Mordant dyes require a mordant, which improves the fastness of the dye against water, light and perspiration. The choice of mordant is very important as different mordants can change the final colour significantly. Most natural dyes are mordant dyes and there is therefore a large literature base describing dyeing techniques. The most important mordant dyes are the synthetic mordant dyes, or chrome dyes, used for wool; these comprise some 30% of dyes used for wool, and are especially useful for black and navy shades. The mordant, potassium dichromate, is applied as an after-treatment.
Vat dyes are essentially insoluble in water and incapable of dyeing fibres directly. However, reduction in alkaline liquor produces the water soluble alkali metal salt of the dye, which, in this leuco form, has an affinity for the textile fibre. Subsequent oxidation reforms the original insoluble dye.
Reactive dyes utilize a chromophore containing a substituent that is actived and allowed to directly react to the surface of the substrate. The covalent bonds that attach reactive dye to natural fibers make it among the most permanent of dyes. Cool water fiber reactive dyes, such as Procion MX, Cibacron F, and Drimarene K, are very easy to use because the dye can be applied at room temperature. Reactive dye is by far the best choice for dyeing cotton and other cellulose fibers at home or in the art studio.
Disperse dyes were originally developed for the dyeing of cellulose acetate, and are substantially water insoluble. The dyes are finely ground in the presence of a dispersing agent and then sold as a paste, or spray-dried and sold as a powder. They can also be used to dye nylon, triacetate, polyester and acrylic fibres. In some cases, a dyeing temperature of 130 °C is required, and a pressurised dyebath is used. The very fine particle size gives a large surface area that aids dissolution to allow uptake by the fibre. The dyeing rate can be significantly influenced by the choice of dispersing agent used during the grinding.
Azoic dyeing is a technique in which an insoluble azoic dye is produced directly onto or within the fibre. This is achieved by treating a fibre with both diazoic and coupling components. With suitable adjustment of dyebath conditions the two components react to produce the required insoluble azoic dye. This technique of dyeing is unique, in that the final colour is controlled by the choice of the diazoic and coupling components.
These include eosin and iron buff.
Sulfur dyes are the biggest volume dyes manufactured for cotton. They are cheap, generally have good wash-fastness and are easy to apply. The dyes are absorbed by cotton from a bath containing sulfide and are insolubilised within the fibre by oxidation. During this process the dyes form complex larger molecules which is the basis of their good wash-fastness.

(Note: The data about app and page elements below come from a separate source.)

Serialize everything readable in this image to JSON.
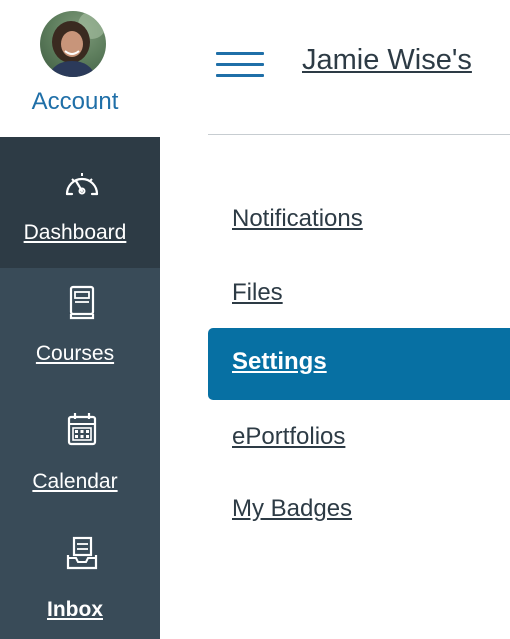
{
  "nav": {
    "account_label": "Account",
    "items": [
      {
        "label": "Dashboard",
        "icon": "dashboard-icon",
        "active": true
      },
      {
        "label": "Courses",
        "icon": "courses-icon"
      },
      {
        "label": "Calendar",
        "icon": "calendar-icon"
      },
      {
        "label": "Inbox",
        "icon": "inbox-icon"
      }
    ]
  },
  "header": {
    "breadcrumb": "Jamie Wise's"
  },
  "subnav": {
    "items": [
      {
        "label": "Notifications"
      },
      {
        "label": "Files"
      },
      {
        "label": "Settings",
        "active": true
      },
      {
        "label": "ePortfolios"
      },
      {
        "label": "My Badges"
      }
    ]
  },
  "colors": {
    "nav_bg": "#394b58",
    "nav_active_bg": "#2d3b45",
    "accent": "#0770a3",
    "link": "#1f6fa8",
    "text": "#2d3b45"
  }
}
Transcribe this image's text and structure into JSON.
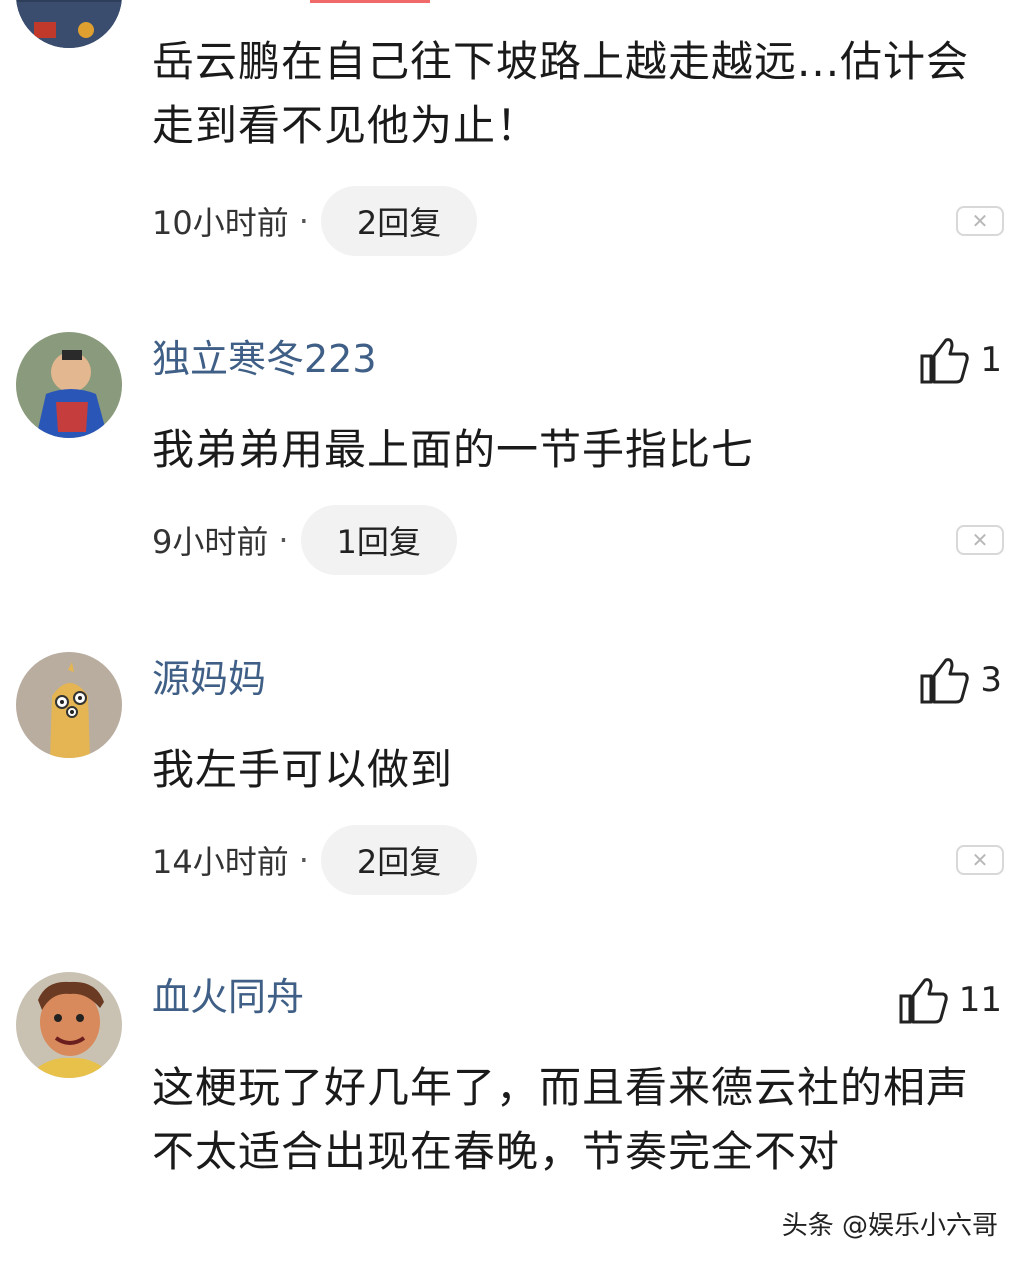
{
  "comments": [
    {
      "username": "",
      "text": "岳云鹏在自己往下坡路上越走越远...估计会走到看不见他为止！",
      "time": "10小时前",
      "separator": "·",
      "replies": "2回复",
      "likes": null,
      "close_icon": "close-icon"
    },
    {
      "username": "独立寒冬223",
      "text": "我弟弟用最上面的一节手指比七",
      "time": "9小时前",
      "separator": "·",
      "replies": "1回复",
      "likes": "1",
      "like_icon": "thumbs-up-icon",
      "close_icon": "close-icon"
    },
    {
      "username": "源妈妈",
      "text": "我左手可以做到",
      "time": "14小时前",
      "separator": "·",
      "replies": "2回复",
      "likes": "3",
      "like_icon": "thumbs-up-icon",
      "close_icon": "close-icon"
    },
    {
      "username": "血火同舟",
      "text": "这梗玩了好几年了，而且看来德云社的相声不太适合出现在春晚，节奏完全不对",
      "time": "",
      "separator": "",
      "replies": "",
      "likes": "11",
      "like_icon": "thumbs-up-icon"
    }
  ],
  "watermark": "头条 @娱乐小六哥",
  "colors": {
    "username": "#3f5f86",
    "reply_pill_bg": "#f2f2f2",
    "accent": "#f06a6a"
  }
}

One other class which describes the role of dyes, rather than their mode of use, is food dyes. This is a special class of dye, and have characteristically very high purity. These include direct, mordant and vat dyes, and the use thereof is strictly controlled by legislation. Many are azoic dyes, although anthraquinone and triphenylmethane compounds are used for colours such as green and blue. Some naturally-occurring dyes are also used.
Fluorescent brightening agents or optical brightening agents or fluorescent whitening agents are dyes that absorb light in the ultraviolet and violet region of the electromagnetic spectrum, and re-emit light in the blue region.
This creates a whitening effect by making materials look less yellow and by increasing the overall amount of light reflected to the eye. The most common class of chemicals with this property are the stilbenes. These chemicals are commonly part of laundry detergents to replace FWA removed during washing and enhance the appearance of garments.
Substantive dyes include safflower and turmeric, while indigo and woad are vat dyes. Mordant dyes include alizarin (madder), dyer's broom, brazilwood, quercitron bark, weld and old fustic. Cudbear is unclassified.